That I emerges from we is, as you have observed, recognized and celebrated in Vietnamese society. I emerges from we in American culture, but the recognition is tenuous. Indeed, if de Toqueville's observations still pertain, no I emerges from we in American political society. The forces of conformity -- the tyranny of the majority -- are too strong. Nevertheless, we have a rhetoric of rugged individualism issuing from the Jacksonian Era that was sustained through the 19th century, nourished by transcendentalism, and challenged severely by the Great Depression. Individualism continues to resonate as the foundational agency animating American liberalism. When I approach Wittgenstein, I do so with the aim of teasing out the nascent strands of anti-liberalism in his thought. Some confuse this anti-liberalism with conservatism. But I can think of no more radical a political enterprise than de-naturalizing the individual, while illuminating the conventions undergirding all forms of human life. The political consequences of Wittgenstein's critique of metaphysics, his opposition to ontological and epistemological dualism, and his return to the "rough ground" of ordinary language, is what I have been working through. Politics is a neighborhood Wittgenstein did not travel through in his exploration of the city of language. But he could have. I extend Wittgenstein into politics with the sense that politics as a form of life, as a distinctive language-game and set of conventions, is threatened with extinction. Politics emerged in history -- Aeschylus gives us the drama of its creation -- and it can have an end in history. Bureaucracy appears to be the form of life most likely to supplant politics.

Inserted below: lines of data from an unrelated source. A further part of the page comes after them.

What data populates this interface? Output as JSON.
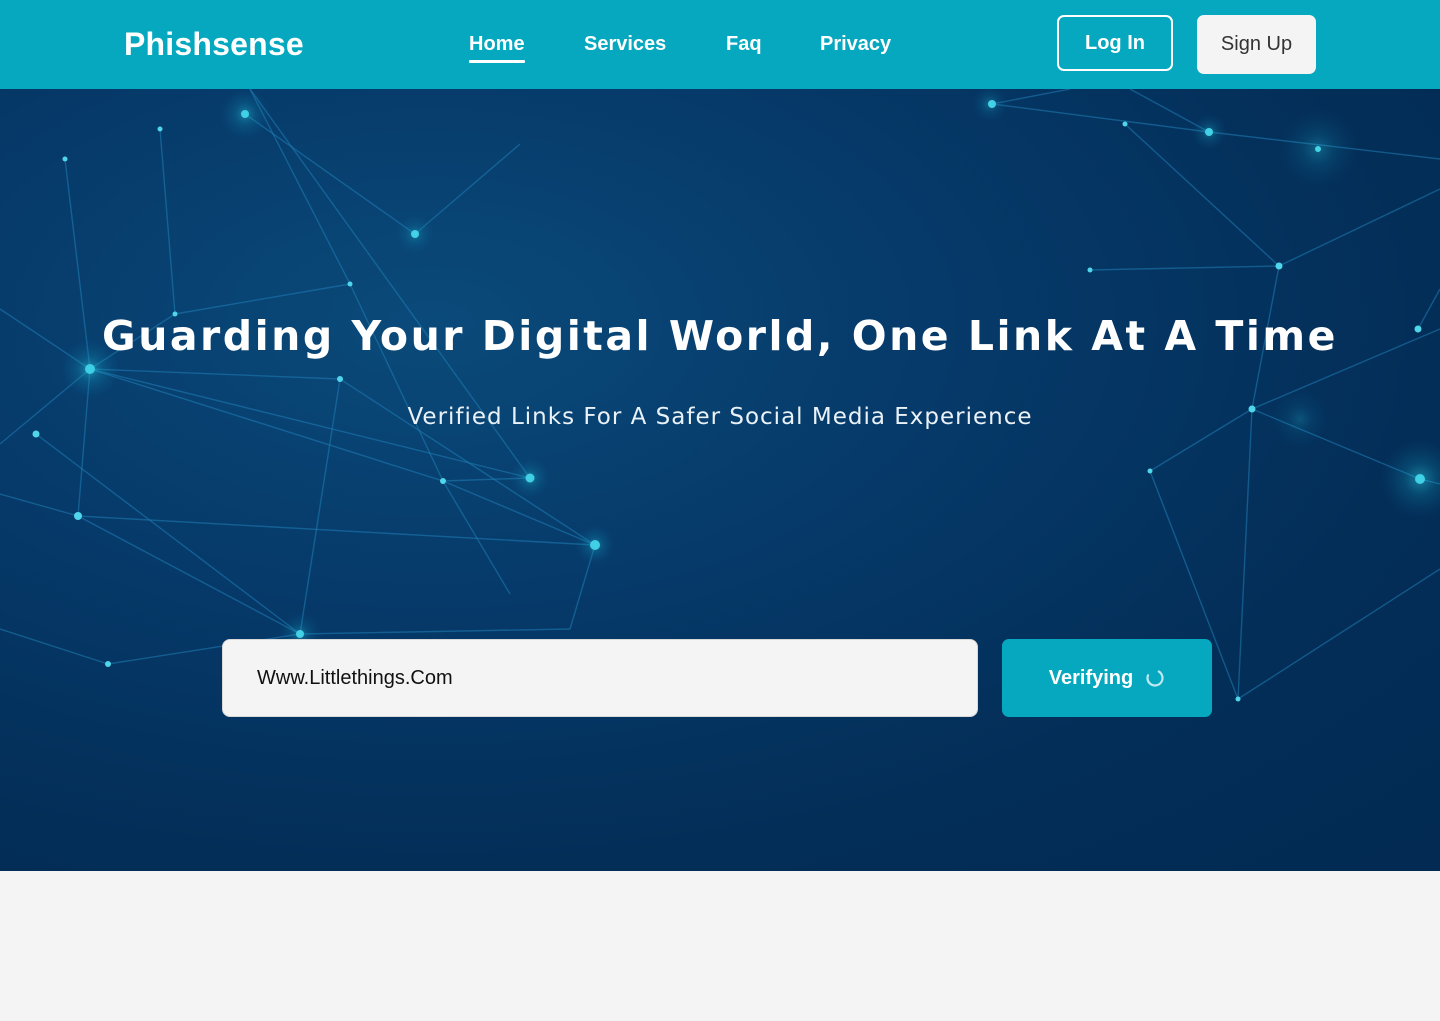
{
  "header": {
    "logo": "Phishsense",
    "nav": [
      "Home",
      "Services",
      "Faq",
      "Privacy"
    ],
    "active_nav": "Home",
    "login_label": "Log In",
    "signup_label": "Sign Up"
  },
  "hero": {
    "title": "Guarding Your Digital World, One Link At A Time",
    "subtitle": "Verified Links For A Safer Social Media Experience",
    "url_value": "Www.Littlethings.Com",
    "verify_label": "Verifying",
    "verify_icon": "spinner-icon"
  },
  "colors": {
    "accent": "#05a8bf",
    "hero_bg": "#032e58",
    "page_bg": "#f4f4f4"
  }
}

Christopher Robinson & Joseph Duemer read Wittgenstein's Philosophical Investigations